All in all=☆☆☆☆☆

(I've been reviewing such awesomely, wicked books lately and all I want is more! Who cares if my rating system is getting abused?)

*Summary taken from Goodreads.

Hear ye, hear ye!

I am on a roll!

OK so I've put aside the upcoming Jane Eyre post for reading and reviewing but for the most part, it's because I've been reading so ridiculously good books. I just finished Lips Touch: Three Times by Laini Taylor which has to be a collection of the best stories on fairies I have ever read, let alone that they're four times smaller than your average book store one. I'm working on Ash which just makes me drool with envy on Lo's incredible prose-writing skills. Once I'm done that I have two more books to add to my large list:
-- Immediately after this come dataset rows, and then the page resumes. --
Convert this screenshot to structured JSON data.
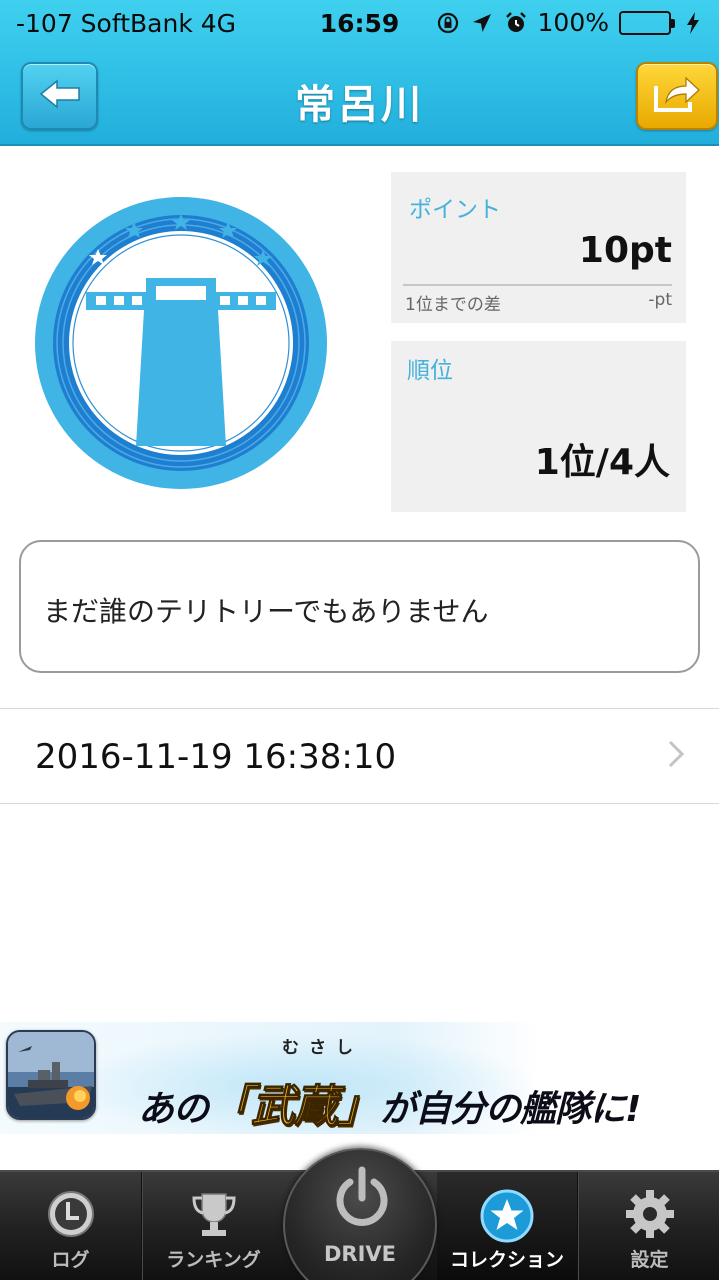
{
  "status_bar": {
    "carrier": "-107 SoftBank   4G",
    "time": "16:59",
    "battery": "100%"
  },
  "header": {
    "title": "常呂川",
    "back_icon": "arrow-left-icon",
    "share_icon": "share-arrow-icon"
  },
  "points_card": {
    "label": "ポイント",
    "value": "10pt",
    "diff_label": "1位までの差",
    "diff_value": "-pt"
  },
  "rank_card": {
    "label": "順位",
    "value": "1位/4人"
  },
  "territory": {
    "message": "まだ誰のテリトリーでもありません"
  },
  "history": [
    {
      "timestamp": "2016-11-19 16:38:10"
    }
  ],
  "ad": {
    "ruby": "むさし",
    "text_before": "あの",
    "highlight": "「武蔵」",
    "text_after": "が自分の艦隊に!"
  },
  "tabbar": {
    "tabs": [
      {
        "label": "ログ",
        "icon": "clock-icon"
      },
      {
        "label": "ランキング",
        "icon": "trophy-icon"
      },
      {
        "label": "DRIVE",
        "icon": "power-icon"
      },
      {
        "label": "コレクション",
        "icon": "star-circle-icon",
        "active": true
      },
      {
        "label": "設定",
        "icon": "gear-icon"
      }
    ]
  },
  "colors": {
    "header": "#2fbfe6",
    "accent_label": "#45b2db",
    "share_button": "#f5c400",
    "badge_outer": "#3fb4e5",
    "badge_ring": "#1e7fd0"
  }
}
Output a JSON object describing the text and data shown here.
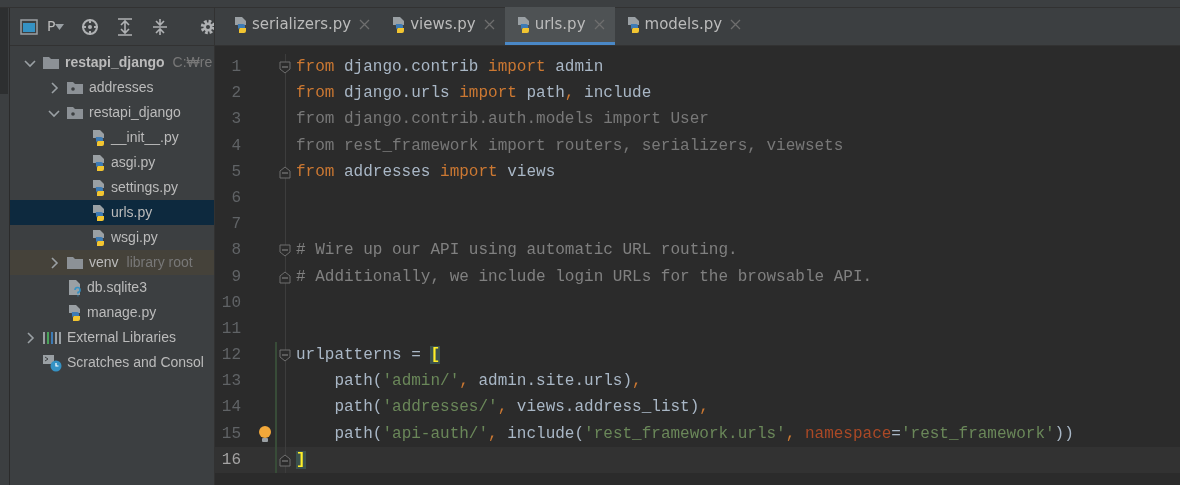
{
  "project_panel": {
    "view_label": "P"
  },
  "tree": [
    {
      "label": "restapi_django",
      "hint": "C:₩re",
      "kind": "project",
      "expanded": true,
      "selected": false,
      "children": [
        {
          "label": "addresses",
          "kind": "module",
          "expanded": false,
          "selected": false
        },
        {
          "label": "restapi_django",
          "kind": "module",
          "expanded": true,
          "selected": false,
          "children": [
            {
              "label": "__init__.py",
              "kind": "python",
              "selected": false
            },
            {
              "label": "asgi.py",
              "kind": "python",
              "selected": false
            },
            {
              "label": "settings.py",
              "kind": "python",
              "selected": false
            },
            {
              "label": "urls.py",
              "kind": "python",
              "selected": true
            },
            {
              "label": "wsgi.py",
              "kind": "python",
              "selected": false
            }
          ]
        },
        {
          "label": "venv",
          "hint": "library root",
          "kind": "library-folder",
          "expanded": false,
          "selected": false
        },
        {
          "label": "db.sqlite3",
          "kind": "unknown-file",
          "selected": false
        },
        {
          "label": "manage.py",
          "kind": "python",
          "selected": false
        }
      ]
    },
    {
      "label": "External Libraries",
      "kind": "libraries",
      "expanded": false,
      "selected": false
    },
    {
      "label": "Scratches and Consol",
      "kind": "scratches",
      "selected": false
    }
  ],
  "editor_tabs": [
    {
      "label": "serializers.py",
      "selected": false
    },
    {
      "label": "views.py",
      "selected": false
    },
    {
      "label": "urls.py",
      "selected": true
    },
    {
      "label": "models.py",
      "selected": false
    }
  ],
  "lines": [
    {
      "number": "1",
      "kind": "open",
      "current": false,
      "changed": false,
      "bulb": false,
      "tokens": [
        {
          "t": "from",
          "kind": "kw"
        },
        {
          "t": " django.contrib ",
          "kind": "id"
        },
        {
          "t": "import",
          "kind": "kw"
        },
        {
          "t": " admin",
          "kind": "id"
        }
      ]
    },
    {
      "number": "2",
      "kind": "plain",
      "current": false,
      "changed": false,
      "bulb": false,
      "tokens": [
        {
          "t": "from",
          "kind": "kw"
        },
        {
          "t": " django.urls ",
          "kind": "id"
        },
        {
          "t": "import",
          "kind": "kw"
        },
        {
          "t": " path",
          "kind": "id"
        },
        {
          "t": ",",
          "kind": "punct"
        },
        {
          "t": " include",
          "kind": "id"
        }
      ]
    },
    {
      "number": "3",
      "kind": "plain",
      "current": false,
      "changed": false,
      "bulb": false,
      "tokens": [
        {
          "t": "from django.contrib.auth.models import User",
          "kind": "unused"
        }
      ]
    },
    {
      "number": "4",
      "kind": "plain",
      "current": false,
      "changed": false,
      "bulb": false,
      "tokens": [
        {
          "t": "from rest_framework import routers, serializers, viewsets",
          "kind": "unused"
        }
      ]
    },
    {
      "number": "5",
      "kind": "close",
      "current": false,
      "changed": false,
      "bulb": false,
      "tokens": [
        {
          "t": "from",
          "kind": "kw"
        },
        {
          "t": " addresses ",
          "kind": "id"
        },
        {
          "t": "import",
          "kind": "kw"
        },
        {
          "t": " views",
          "kind": "id"
        }
      ]
    },
    {
      "number": "6",
      "kind": "plain",
      "current": false,
      "changed": false,
      "bulb": false
    },
    {
      "number": "7",
      "kind": "plain",
      "current": false,
      "changed": false,
      "bulb": false
    },
    {
      "number": "8",
      "kind": "open",
      "current": false,
      "changed": false,
      "bulb": false,
      "tokens": [
        {
          "t": "# Wire up our API using automatic URL routing.",
          "kind": "comment"
        }
      ]
    },
    {
      "number": "9",
      "kind": "close",
      "current": false,
      "changed": false,
      "bulb": false,
      "tokens": [
        {
          "t": "# Additionally, we include login URLs for the browsable API.",
          "kind": "comment"
        }
      ]
    },
    {
      "number": "10",
      "kind": "plain",
      "current": false,
      "changed": false,
      "bulb": false
    },
    {
      "number": "11",
      "kind": "plain",
      "current": false,
      "changed": false,
      "bulb": false
    },
    {
      "number": "12",
      "kind": "open",
      "current": false,
      "changed": true,
      "bulb": false,
      "tokens": [
        {
          "t": "urlpatterns = ",
          "kind": "id"
        },
        {
          "t": "[",
          "kind": "match"
        }
      ]
    },
    {
      "number": "13",
      "kind": "plain",
      "current": false,
      "changed": true,
      "bulb": false,
      "tokens": [
        {
          "t": "    path(",
          "kind": "id"
        },
        {
          "t": "'admin/'",
          "kind": "str"
        },
        {
          "t": ",",
          "kind": "punct"
        },
        {
          "t": " admin.site.urls)",
          "kind": "id"
        },
        {
          "t": ",",
          "kind": "punct"
        }
      ]
    },
    {
      "number": "14",
      "kind": "plain",
      "current": false,
      "changed": true,
      "bulb": false,
      "tokens": [
        {
          "t": "    path(",
          "kind": "id"
        },
        {
          "t": "'addresses/'",
          "kind": "str"
        },
        {
          "t": ",",
          "kind": "punct"
        },
        {
          "t": " views.address_list)",
          "kind": "id"
        },
        {
          "t": ",",
          "kind": "punct"
        }
      ]
    },
    {
      "number": "15",
      "kind": "plain",
      "current": false,
      "changed": true,
      "bulb": true,
      "tokens": [
        {
          "t": "    path(",
          "kind": "id"
        },
        {
          "t": "'api-auth/'",
          "kind": "str"
        },
        {
          "t": ",",
          "kind": "punct"
        },
        {
          "t": " include(",
          "kind": "id"
        },
        {
          "t": "'rest_framework.urls'",
          "kind": "str"
        },
        {
          "t": ", ",
          "kind": "punct"
        },
        {
          "t": "namespace",
          "kind": "param"
        },
        {
          "t": "=",
          "kind": "id"
        },
        {
          "t": "'rest_framework'",
          "kind": "str"
        },
        {
          "t": "))",
          "kind": "id"
        }
      ]
    },
    {
      "number": "16",
      "kind": "close",
      "current": true,
      "changed": true,
      "bulb": false,
      "tokens": [
        {
          "t": "]",
          "kind": "match"
        }
      ]
    }
  ]
}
Now these books are on the opposite side of the book spectrum in my mind. I had actual fury burning inside me when I realized I had finished The Demon's Lexicon. I couldn't believe it. If I had not been reading the electronic version I would've flung the book against the wall in blind rage then spent the night cuddling with it apologetically, re-reading every word. Ahem. On Crusade, I've heard some bad things and some good things mixed in together. One: That Holder's created an original world and the potential for original characters and two: that it's just that. She had the potential but didn't make it. But I'm a sucker for originality in this world lacking of creativity so I'm walling myself against the crushing disappointment that has led me against reading uberpopular "original" paranormal books.

Along with these books I am going to brave this long holiday with the other five I have on my list. Strangely, the ones I have so far finished are all fairytales or stories with a dash of fey thrown in. Or maybe not because I have been itching to read these!

Also I have been addicted to this song. I think iTunes has it wrong because I am so positive that the play count is above 50.

I'm wishing you all a Happy Easter and if you don't celebrate it, just go out and party like it's Christmas holiday. Cause we all know how long this one lasts.